The upshot is that breaching consumer law in the UK will carry far greater regulatory risk than ever before.

4.         A focus on cost of living issues

Along with other regulators around the world, the CMA is prioritising the investigation and punishment of businesses that have engaged in, what it calls, illegal labour market cartels that affect employees' pay packets.

Businesses that have shared information about contractor or employee pay rates, terms and conditions or other benefits, or which agree not to approach or hire each other's employees ("no poaching" agreements), could be in the firing line. The CMA has so far published short guidance for employers on unacceptable conduct, launched two investigations into practices in the TV production and broadcast sector, and expanded the scope of an existing investigation into the fragrances sector to cover potentially unlawful hiring practices.

More generally, the CMA has committed to act in areas of essential spending and where consumers are under particular financial pressure. Key sectors to watch will include:

  1. Groceries.
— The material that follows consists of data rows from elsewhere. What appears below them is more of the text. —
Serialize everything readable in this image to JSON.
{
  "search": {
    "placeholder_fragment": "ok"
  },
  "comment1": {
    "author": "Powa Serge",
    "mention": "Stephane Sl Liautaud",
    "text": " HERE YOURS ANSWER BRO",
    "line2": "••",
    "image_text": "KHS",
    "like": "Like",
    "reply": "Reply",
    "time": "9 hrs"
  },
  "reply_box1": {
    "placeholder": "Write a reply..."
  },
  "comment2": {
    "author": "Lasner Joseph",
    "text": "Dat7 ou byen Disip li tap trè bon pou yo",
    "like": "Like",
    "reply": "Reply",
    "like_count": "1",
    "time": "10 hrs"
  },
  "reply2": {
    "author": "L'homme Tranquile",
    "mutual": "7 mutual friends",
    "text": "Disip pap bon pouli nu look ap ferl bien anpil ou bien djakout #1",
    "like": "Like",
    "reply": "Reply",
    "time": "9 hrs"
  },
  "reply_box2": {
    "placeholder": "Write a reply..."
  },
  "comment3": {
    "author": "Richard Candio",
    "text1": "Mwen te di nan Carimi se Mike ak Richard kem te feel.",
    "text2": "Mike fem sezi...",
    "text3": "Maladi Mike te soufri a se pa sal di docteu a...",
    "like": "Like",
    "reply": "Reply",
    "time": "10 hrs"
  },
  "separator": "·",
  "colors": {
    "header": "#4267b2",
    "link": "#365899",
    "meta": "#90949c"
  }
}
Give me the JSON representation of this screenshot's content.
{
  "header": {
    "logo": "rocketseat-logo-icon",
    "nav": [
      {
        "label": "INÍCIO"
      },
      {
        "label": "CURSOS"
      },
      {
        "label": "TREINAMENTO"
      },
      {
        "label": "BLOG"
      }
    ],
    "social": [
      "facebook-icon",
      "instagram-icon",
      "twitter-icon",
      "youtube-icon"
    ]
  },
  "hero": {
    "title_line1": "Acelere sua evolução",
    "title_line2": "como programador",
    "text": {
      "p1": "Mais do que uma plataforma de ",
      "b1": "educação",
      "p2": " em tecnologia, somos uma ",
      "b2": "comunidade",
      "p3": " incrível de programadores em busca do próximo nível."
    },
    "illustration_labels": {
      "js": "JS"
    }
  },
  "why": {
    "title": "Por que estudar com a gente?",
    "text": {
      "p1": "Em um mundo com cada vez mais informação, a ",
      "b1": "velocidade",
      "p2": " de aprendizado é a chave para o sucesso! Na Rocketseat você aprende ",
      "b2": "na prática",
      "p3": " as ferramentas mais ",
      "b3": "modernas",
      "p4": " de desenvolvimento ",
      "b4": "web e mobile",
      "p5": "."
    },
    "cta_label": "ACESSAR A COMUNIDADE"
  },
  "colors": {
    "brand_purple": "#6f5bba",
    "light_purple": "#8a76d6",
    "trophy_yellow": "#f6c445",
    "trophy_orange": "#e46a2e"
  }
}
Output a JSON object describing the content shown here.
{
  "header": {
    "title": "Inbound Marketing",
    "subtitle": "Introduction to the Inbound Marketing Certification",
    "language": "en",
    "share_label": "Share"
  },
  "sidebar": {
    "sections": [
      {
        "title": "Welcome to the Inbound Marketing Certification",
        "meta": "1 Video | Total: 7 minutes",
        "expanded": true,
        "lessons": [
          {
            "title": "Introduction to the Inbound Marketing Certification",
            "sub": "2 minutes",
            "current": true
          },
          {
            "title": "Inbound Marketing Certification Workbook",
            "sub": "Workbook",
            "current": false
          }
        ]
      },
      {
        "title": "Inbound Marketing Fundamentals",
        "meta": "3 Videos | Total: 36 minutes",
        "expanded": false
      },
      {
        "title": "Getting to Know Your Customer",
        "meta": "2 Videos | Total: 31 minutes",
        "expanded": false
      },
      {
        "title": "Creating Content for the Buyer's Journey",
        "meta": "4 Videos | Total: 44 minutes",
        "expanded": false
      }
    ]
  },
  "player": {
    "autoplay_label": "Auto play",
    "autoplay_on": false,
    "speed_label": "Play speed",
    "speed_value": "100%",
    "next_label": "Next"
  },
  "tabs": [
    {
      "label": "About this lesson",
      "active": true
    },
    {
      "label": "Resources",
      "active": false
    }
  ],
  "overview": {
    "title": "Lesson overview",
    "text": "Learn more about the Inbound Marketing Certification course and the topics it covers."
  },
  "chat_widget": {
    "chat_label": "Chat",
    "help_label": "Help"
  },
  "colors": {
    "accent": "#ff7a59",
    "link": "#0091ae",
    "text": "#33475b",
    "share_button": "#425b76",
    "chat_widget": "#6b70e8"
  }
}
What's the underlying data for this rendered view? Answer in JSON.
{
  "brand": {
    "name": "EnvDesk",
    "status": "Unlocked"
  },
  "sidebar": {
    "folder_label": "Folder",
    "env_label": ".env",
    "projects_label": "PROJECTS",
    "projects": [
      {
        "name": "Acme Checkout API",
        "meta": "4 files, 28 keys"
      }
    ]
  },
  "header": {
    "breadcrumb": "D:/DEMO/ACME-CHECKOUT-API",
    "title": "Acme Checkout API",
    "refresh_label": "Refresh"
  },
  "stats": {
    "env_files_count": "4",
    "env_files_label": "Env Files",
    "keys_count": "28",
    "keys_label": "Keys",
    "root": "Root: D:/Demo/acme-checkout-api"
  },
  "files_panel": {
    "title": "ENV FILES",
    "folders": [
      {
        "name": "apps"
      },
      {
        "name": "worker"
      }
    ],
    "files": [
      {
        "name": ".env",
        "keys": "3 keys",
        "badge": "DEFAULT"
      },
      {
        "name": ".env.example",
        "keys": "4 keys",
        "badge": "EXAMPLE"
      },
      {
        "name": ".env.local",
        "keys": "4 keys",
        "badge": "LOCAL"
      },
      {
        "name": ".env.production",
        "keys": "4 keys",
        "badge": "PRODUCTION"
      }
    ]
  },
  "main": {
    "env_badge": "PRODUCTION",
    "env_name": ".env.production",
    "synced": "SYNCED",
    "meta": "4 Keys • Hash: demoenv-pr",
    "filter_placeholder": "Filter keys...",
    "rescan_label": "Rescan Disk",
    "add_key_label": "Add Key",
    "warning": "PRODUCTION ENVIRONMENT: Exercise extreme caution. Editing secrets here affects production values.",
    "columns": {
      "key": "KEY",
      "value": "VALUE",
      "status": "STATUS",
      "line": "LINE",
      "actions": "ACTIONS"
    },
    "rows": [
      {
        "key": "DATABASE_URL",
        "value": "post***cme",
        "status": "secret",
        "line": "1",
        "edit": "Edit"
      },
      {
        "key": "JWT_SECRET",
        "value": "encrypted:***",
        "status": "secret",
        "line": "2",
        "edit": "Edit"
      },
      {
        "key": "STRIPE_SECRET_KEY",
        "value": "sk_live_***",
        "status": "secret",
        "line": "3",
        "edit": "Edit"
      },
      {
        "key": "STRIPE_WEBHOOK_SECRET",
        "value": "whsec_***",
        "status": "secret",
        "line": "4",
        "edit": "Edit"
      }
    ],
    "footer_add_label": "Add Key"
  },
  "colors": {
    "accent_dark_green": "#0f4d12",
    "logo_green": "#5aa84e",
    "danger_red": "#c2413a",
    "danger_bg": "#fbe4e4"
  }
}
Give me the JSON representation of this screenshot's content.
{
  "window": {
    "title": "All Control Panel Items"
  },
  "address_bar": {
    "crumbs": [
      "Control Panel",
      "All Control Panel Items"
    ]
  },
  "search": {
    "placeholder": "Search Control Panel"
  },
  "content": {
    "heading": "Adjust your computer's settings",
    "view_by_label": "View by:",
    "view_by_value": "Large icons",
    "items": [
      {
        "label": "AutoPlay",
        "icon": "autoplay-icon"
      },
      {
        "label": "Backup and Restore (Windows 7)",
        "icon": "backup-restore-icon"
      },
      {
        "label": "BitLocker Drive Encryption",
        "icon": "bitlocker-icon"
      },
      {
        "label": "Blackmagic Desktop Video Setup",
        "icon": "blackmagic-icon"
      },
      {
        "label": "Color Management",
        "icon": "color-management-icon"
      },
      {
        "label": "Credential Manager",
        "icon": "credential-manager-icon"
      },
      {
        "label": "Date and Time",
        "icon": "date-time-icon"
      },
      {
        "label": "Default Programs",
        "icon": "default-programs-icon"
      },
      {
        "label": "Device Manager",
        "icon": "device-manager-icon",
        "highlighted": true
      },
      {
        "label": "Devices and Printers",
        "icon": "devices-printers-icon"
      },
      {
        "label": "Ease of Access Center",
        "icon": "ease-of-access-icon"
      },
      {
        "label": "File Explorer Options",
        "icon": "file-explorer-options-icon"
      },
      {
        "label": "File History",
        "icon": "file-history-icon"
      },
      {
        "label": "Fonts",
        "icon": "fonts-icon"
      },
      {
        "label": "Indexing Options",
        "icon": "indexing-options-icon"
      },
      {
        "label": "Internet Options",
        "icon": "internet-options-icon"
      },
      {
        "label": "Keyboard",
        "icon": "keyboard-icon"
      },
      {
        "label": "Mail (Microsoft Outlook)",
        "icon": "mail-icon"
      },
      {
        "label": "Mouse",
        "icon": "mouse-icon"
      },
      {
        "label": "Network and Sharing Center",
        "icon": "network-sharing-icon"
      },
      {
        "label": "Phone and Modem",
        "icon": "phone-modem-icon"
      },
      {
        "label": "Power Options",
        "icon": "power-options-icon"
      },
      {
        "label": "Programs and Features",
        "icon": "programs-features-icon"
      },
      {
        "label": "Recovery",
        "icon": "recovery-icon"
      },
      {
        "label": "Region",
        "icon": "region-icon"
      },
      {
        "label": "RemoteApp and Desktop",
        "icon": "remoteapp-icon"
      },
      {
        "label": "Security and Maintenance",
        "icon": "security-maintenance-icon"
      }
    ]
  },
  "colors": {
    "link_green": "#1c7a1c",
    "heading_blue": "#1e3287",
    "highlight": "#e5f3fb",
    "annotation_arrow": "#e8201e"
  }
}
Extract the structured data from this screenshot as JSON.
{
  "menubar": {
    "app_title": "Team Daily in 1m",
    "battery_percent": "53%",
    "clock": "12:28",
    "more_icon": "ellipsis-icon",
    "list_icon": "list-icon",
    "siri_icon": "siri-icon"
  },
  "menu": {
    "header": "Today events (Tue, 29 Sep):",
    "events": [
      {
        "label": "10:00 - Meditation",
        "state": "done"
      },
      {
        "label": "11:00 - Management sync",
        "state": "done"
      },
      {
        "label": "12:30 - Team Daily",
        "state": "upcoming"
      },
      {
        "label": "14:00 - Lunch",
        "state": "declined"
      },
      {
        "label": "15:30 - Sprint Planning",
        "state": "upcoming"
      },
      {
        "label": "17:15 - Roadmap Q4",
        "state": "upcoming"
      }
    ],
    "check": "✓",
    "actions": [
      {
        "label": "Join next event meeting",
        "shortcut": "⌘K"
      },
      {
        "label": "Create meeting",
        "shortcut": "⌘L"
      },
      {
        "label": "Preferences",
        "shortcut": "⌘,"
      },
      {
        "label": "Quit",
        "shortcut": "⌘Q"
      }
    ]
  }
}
The CMA has already looked into unit pricing by retailers and food price inflation. Its latest focus areas are: loyalty scheme pricing, monitoring competition and profitability in the grocery market, and working with Government to amend the rules around unit pricing.
  2. Accommodation. The CMA is due shortly to conclude its housebuilding market study, investigating potential market distortions and consumer harm in the supply of homes. We will provide further analysis on the housebuilding market study later this year, once the CMA has published its report. The CMA is also considering potential enforcement action in the private rented sector, focusing on "zero-deposit" schemes, sham licences, guarantees, potentially unlawful discrimination and exit and other event fees in retirement homes.
  3. Fuel. Following the conclusion of its Road Fuel Market Study last year, the CMA has new powers to monitor fuel prices and report evidence of unjustified price increases to government.    
  4. Healthcare. The CMA has singled out for potential enforcement private providers who fail to give clear and consistent information to patients regarding consultant fees and the performance of consultants and private hospitals. Enforcement against pharmaceutical companies for issues including excessive pricing of drugs and "pay for delay" arrangements also remains high on the CMA's agenda.

5.         Action on sustainability and climate change

The CMA continues to act against greenwashing practices by businesses (i.e. the making of false or overstated claims about a product’s environmental credentials). Any formal investigation for consumer protection breaches is set to carry a much higher risk given the CMA's proposed new direct enforcement powers (see 3. above).

Meanwhile, following publication of its guidance on the application of the Chapter I prohibition in the Competition Act 1998 to environmental sustainability agreements, the CMA's draft 2024/25 Annual Plan has reiterated its "open door" policy for businesses seeking to coordinate on sustainability initiatives (a minor exception to the general policy that businesses must self-assess the competition law risks of their actions). Watch this space for our analysis of the CMA's 2024/25 Annual Plan, once it has been published in final form later this year.

Our next edition in this mini-series will be published in February and will consider the latest case law on the CMA's powers to raid domestic premises.

If you would like to discuss any of the issues raised in this blog, please get in touch with our team.